What needs to be done => After reading the data below, copy out every line that contains the word "this".

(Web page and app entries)

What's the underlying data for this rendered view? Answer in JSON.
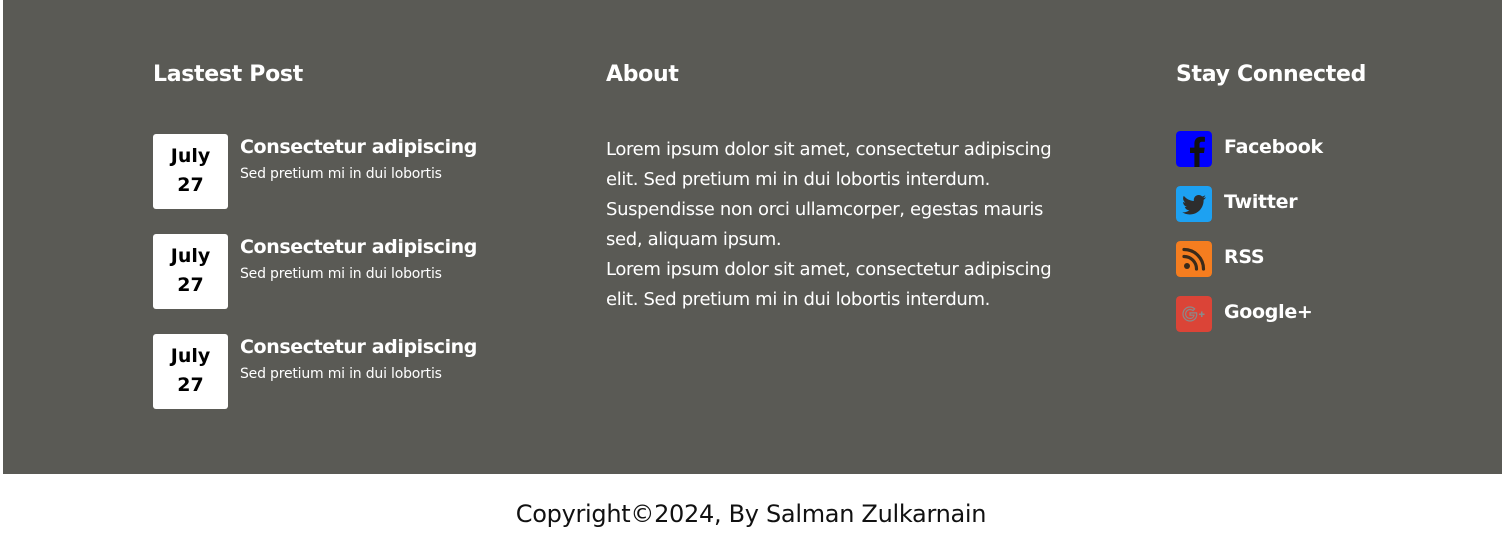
{
  "latest_post": {
    "title": "Lastest Post",
    "posts": [
      {
        "month": "July",
        "day": "27",
        "title": "Consectetur adipiscing",
        "subtitle": "Sed pretium mi in dui lobortis"
      },
      {
        "month": "July",
        "day": "27",
        "title": "Consectetur adipiscing",
        "subtitle": "Sed pretium mi in dui lobortis"
      },
      {
        "month": "July",
        "day": "27",
        "title": "Consectetur adipiscing",
        "subtitle": "Sed pretium mi in dui lobortis"
      }
    ]
  },
  "about": {
    "title": "About",
    "paragraphs": [
      "Lorem ipsum dolor sit amet, consectetur adipiscing elit. Sed pretium mi in dui lobortis interdum. Suspendisse non orci ullamcorper, egestas mauris sed, aliquam ipsum.",
      "Lorem ipsum dolor sit amet, consectetur adipiscing elit. Sed pretium mi in dui lobortis interdum."
    ]
  },
  "stay_connected": {
    "title": "Stay Connected",
    "links": [
      {
        "label": "Facebook",
        "icon": "facebook-icon",
        "color": "#0000ff"
      },
      {
        "label": "Twitter",
        "icon": "twitter-icon",
        "color": "#1da1f2"
      },
      {
        "label": "RSS",
        "icon": "rss-icon",
        "color": "#f57d1f"
      },
      {
        "label": "Google+",
        "icon": "google-plus-icon",
        "color": "#db4437"
      }
    ]
  },
  "colors": {
    "footer_background": "#5a5a55",
    "page_background": "#ffffff"
  },
  "copyright": "Copyright©2024, By Salman Zulkarnain"
}
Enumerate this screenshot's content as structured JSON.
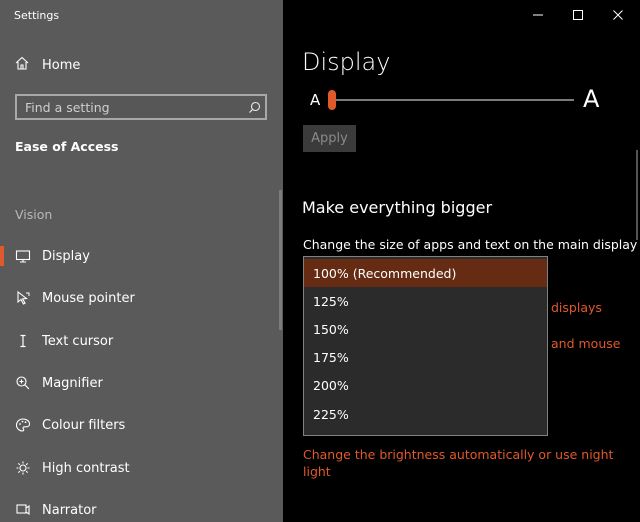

Answer box =>
What's the underlying data for this rendered view? Answer in JSON.
Enumerate this screenshot's content as structured JSON.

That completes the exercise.